By 1897 the Aldins’ works in Alveston Mews had been taken over by the important building firm of Leslie and Company, (fn. 35) later to be the contractors for several institutional buildings in South Kensington, including the Science Museum. (fn. 77) Aldin Brothers and Davies, as the firm had been recently known, nevertheless survived at its original address in Queen's Gate Gardens until 1926, latterly sharing these premises with Leslie and Company In the 1960's this last firm gave up its London address, but it still exists at Darlington.

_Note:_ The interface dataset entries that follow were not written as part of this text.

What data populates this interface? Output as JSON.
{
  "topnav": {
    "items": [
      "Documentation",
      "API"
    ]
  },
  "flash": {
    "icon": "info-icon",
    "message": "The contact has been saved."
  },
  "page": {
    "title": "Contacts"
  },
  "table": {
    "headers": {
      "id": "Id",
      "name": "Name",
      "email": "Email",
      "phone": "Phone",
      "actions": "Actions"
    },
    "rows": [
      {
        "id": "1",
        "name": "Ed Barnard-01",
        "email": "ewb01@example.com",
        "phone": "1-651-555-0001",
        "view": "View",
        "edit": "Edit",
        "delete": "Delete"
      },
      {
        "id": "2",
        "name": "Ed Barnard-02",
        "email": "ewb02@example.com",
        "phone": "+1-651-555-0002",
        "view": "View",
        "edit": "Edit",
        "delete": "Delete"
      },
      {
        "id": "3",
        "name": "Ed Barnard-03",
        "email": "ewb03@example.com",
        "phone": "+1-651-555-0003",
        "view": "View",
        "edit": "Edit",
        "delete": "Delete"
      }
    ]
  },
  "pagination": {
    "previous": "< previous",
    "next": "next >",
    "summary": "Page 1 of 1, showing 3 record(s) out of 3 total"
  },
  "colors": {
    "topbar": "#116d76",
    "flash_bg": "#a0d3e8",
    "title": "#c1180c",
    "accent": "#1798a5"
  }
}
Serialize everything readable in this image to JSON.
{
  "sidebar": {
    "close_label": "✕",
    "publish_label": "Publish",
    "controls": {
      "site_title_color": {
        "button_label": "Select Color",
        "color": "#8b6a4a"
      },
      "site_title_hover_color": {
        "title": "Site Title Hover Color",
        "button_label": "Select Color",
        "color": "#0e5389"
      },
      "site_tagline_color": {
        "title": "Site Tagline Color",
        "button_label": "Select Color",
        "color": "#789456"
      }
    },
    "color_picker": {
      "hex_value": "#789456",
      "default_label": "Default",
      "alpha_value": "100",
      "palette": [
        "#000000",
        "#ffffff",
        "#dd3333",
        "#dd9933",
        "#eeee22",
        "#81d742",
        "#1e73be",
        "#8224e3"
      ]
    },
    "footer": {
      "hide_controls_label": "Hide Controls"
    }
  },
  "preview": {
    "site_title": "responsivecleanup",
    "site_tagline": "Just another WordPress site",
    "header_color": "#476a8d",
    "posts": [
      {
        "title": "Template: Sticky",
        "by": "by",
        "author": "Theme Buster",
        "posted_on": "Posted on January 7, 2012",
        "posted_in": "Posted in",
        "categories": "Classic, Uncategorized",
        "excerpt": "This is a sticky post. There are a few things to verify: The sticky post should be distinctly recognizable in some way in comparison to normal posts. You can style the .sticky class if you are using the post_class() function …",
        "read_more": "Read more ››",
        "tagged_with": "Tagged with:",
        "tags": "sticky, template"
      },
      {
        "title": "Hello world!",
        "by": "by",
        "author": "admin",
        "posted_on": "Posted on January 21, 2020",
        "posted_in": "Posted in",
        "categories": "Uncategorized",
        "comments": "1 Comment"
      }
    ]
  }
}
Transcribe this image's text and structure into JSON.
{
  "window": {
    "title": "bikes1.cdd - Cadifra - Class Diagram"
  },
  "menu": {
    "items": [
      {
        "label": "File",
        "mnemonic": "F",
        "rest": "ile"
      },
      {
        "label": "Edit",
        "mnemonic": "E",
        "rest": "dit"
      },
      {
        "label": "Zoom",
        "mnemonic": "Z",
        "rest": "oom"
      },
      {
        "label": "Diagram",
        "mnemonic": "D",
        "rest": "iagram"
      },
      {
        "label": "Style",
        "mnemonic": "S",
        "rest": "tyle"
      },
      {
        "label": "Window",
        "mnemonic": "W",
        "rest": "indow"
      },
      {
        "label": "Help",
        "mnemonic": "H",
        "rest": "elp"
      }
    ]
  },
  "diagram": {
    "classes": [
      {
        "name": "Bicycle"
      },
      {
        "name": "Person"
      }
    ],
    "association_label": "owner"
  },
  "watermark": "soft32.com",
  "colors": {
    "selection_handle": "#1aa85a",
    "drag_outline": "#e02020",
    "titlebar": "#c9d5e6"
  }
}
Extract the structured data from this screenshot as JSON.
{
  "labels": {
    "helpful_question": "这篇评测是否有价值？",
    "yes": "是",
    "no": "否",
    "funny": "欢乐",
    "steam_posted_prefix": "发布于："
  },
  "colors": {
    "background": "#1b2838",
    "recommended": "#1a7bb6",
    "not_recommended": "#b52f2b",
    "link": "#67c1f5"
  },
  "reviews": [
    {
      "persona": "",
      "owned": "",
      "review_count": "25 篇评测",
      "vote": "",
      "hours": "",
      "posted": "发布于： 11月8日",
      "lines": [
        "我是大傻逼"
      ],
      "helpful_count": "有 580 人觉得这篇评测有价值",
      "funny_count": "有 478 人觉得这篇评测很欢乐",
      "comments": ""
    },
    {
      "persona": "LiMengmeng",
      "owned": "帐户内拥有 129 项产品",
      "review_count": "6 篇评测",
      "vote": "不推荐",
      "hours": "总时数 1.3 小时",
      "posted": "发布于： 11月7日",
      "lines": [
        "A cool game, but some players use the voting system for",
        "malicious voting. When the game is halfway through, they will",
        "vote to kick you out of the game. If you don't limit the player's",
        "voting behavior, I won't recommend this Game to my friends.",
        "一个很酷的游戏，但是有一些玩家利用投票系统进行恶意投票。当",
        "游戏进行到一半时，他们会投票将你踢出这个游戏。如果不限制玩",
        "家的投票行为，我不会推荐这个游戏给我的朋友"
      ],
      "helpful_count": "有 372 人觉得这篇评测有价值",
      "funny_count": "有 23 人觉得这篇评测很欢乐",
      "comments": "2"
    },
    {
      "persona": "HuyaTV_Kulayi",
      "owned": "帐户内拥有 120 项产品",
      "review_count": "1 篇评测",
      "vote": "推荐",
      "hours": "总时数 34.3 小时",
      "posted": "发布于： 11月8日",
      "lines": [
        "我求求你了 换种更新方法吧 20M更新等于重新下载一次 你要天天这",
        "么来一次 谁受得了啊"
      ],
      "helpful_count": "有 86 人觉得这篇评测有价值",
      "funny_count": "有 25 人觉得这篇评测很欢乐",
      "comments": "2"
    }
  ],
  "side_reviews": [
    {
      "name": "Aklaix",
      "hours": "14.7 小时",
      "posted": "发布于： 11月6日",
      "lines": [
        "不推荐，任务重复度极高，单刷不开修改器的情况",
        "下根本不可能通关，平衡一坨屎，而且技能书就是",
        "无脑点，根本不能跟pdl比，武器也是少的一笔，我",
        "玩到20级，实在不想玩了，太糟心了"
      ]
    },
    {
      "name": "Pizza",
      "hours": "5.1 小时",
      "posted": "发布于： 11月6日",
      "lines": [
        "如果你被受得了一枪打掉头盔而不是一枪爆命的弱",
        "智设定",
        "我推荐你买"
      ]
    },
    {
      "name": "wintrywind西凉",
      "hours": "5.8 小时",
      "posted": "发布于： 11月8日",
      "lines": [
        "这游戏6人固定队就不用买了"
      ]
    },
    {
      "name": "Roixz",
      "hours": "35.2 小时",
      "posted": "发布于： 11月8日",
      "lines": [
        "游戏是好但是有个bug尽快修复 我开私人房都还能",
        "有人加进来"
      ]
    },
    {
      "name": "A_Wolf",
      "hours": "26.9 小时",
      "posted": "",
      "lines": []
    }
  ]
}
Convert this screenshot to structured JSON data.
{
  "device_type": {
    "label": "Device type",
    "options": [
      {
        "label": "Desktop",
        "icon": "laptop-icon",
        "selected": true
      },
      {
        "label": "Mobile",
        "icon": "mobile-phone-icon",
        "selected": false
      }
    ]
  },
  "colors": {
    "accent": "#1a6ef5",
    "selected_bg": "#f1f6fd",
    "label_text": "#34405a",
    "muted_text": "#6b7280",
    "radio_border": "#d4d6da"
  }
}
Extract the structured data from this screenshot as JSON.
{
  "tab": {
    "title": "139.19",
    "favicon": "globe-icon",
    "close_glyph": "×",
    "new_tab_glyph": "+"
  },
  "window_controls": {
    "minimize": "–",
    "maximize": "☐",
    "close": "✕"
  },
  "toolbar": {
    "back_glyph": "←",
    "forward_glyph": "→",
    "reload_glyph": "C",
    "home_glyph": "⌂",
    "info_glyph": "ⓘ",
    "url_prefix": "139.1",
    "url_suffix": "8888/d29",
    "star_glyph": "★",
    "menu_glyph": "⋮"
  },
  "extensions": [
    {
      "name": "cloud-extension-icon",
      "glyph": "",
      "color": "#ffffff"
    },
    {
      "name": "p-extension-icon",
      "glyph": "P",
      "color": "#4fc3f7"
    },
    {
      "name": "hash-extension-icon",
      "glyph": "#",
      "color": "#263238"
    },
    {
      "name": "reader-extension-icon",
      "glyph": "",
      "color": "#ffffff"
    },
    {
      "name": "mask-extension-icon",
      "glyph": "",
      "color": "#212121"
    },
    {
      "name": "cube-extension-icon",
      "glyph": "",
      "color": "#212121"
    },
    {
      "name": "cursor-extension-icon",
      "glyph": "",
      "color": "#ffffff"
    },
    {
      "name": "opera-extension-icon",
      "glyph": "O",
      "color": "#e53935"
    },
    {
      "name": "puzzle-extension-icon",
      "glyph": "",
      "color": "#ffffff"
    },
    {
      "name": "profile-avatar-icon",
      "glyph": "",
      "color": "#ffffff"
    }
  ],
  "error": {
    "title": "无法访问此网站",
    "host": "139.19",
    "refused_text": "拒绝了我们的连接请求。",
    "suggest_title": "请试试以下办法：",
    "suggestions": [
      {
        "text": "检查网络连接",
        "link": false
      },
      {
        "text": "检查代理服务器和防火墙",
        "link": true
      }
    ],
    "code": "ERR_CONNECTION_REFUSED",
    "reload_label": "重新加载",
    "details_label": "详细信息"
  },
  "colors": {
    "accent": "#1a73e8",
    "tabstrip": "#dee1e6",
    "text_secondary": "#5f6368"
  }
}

The outward appearance of the Aldins’ estate has not changed greatly since the 1890's except on the Old Brompton Road frontage. There No. 2 Roland Gardens, a northward-facing detached house with a large front garden, was demolished in 1935 for the building of Roland House, a nine-storey block of fiats designed by Wimperis, Simpson and Guthrie and completed in 1936; the contractors were Gee, Walker and Slater. (fn. 78) In 1937–8 Nos. 1–3 Roland Houses suffered the same fate when Brew Brothers, motor engineers in Roland Way since 1920, built a five-storey block of car showrooms and offices upon the site. The architects were Wallis, Gilbert and Partners and the contractors Leslie and Company. (fn. 79) Nos. 4–6 Roland Houses were demolished in 1981, and their site is now (1982) vacant. In Roland Way many of the original coach-houses and stables survive, and some of them still have their round-headed doors.